Rachelle Black asked her husband Charles for a divorce in 2011 after 20 years of marriage. She did so because she admitted that she was a lesbian. He was a devout Christian and their three sons attended a private religious school.
In the couple’s divorce hearing, Charles was awarded primary custody of the children. However, in a highly unusual move, the court also banned Ms Black from telling her sons about her sexual orientation. The Judge said the woman’s “lifestyle choice” conflicted with the religious upbringing of her children.
She was told she could not have any “conversations with the children regarding religion, homosexuality, or other alternative lifestyle concepts” or behave in a way which “could reasonably be interpreted as being related to those topics”. Such behaviours included “exposing the children to literature or electronic media; taking them to movies or events; providing them with symbolic clothing or jewelry [sic]” supportive of LGBT rights.

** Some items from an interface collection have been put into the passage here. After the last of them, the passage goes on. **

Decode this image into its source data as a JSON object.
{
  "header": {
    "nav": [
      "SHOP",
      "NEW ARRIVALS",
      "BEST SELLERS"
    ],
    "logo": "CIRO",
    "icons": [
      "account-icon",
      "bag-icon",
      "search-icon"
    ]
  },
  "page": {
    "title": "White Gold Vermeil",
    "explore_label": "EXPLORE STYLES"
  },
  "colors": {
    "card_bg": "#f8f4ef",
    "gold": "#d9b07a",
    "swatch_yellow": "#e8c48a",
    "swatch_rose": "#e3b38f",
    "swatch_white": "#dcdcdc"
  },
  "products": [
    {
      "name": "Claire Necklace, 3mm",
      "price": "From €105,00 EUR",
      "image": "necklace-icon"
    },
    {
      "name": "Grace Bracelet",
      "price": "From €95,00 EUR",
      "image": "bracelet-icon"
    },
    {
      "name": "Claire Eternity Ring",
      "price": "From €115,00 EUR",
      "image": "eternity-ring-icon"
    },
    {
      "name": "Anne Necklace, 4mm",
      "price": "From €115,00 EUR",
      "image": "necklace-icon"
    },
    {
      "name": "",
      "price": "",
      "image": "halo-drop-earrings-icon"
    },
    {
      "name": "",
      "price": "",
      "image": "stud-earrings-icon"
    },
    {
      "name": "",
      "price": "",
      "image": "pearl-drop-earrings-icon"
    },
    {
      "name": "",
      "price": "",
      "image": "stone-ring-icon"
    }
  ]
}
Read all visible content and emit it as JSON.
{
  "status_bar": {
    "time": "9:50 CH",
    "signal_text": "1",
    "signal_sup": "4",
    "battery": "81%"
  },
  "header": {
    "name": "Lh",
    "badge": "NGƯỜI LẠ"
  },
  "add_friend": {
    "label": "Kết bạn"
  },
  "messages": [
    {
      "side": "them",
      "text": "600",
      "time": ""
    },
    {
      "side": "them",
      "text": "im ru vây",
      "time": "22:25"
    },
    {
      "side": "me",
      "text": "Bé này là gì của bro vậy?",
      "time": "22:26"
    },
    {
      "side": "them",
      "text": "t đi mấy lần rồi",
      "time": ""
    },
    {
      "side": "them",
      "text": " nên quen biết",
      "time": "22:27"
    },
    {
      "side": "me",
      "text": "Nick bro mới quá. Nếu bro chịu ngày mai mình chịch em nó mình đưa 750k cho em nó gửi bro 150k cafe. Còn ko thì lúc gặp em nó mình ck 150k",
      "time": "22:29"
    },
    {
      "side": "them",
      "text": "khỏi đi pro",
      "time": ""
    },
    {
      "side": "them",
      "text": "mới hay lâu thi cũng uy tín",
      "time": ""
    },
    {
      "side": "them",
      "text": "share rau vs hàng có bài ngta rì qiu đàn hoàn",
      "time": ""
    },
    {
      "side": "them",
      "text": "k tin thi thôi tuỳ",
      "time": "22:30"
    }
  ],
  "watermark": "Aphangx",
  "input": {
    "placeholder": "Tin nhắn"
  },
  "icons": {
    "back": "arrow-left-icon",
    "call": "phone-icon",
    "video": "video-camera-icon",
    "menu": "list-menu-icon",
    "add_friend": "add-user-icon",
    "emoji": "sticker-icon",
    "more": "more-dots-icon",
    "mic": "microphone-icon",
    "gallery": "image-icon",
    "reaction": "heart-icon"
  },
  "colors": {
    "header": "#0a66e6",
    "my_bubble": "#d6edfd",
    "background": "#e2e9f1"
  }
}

After a six year legal struggle, this ban has now been declared unconstitutional by the highest judicial authority in the north-western state. The Supreme Court ruled that the original trial had displayed “improper bias” in the way it approached the case. Chief Justice Mary Fairhurst explained that the lower court had not “approached the parenting plan with an attitude of neutrality regarding sexual orientation that fairness demands”.
During the latest hearing, a therapist told the court that Ms Black’s second son had said he would love her “no matter what” and had previously asked to wear a rainbow bracelet of hers which had “Love and Pride” printed on it.
The mother’s lawyer welcomed the Supreme Court’s decision and hoped it would “send a strong message to other courts: discrimination against LGBTQ parents has no place in the courtroom”.
Photo of the Temple of Justice, home of the State Supreme Court in Olympia, Washington, by Harvey Barrison via Flickr under a Creative Commons licence.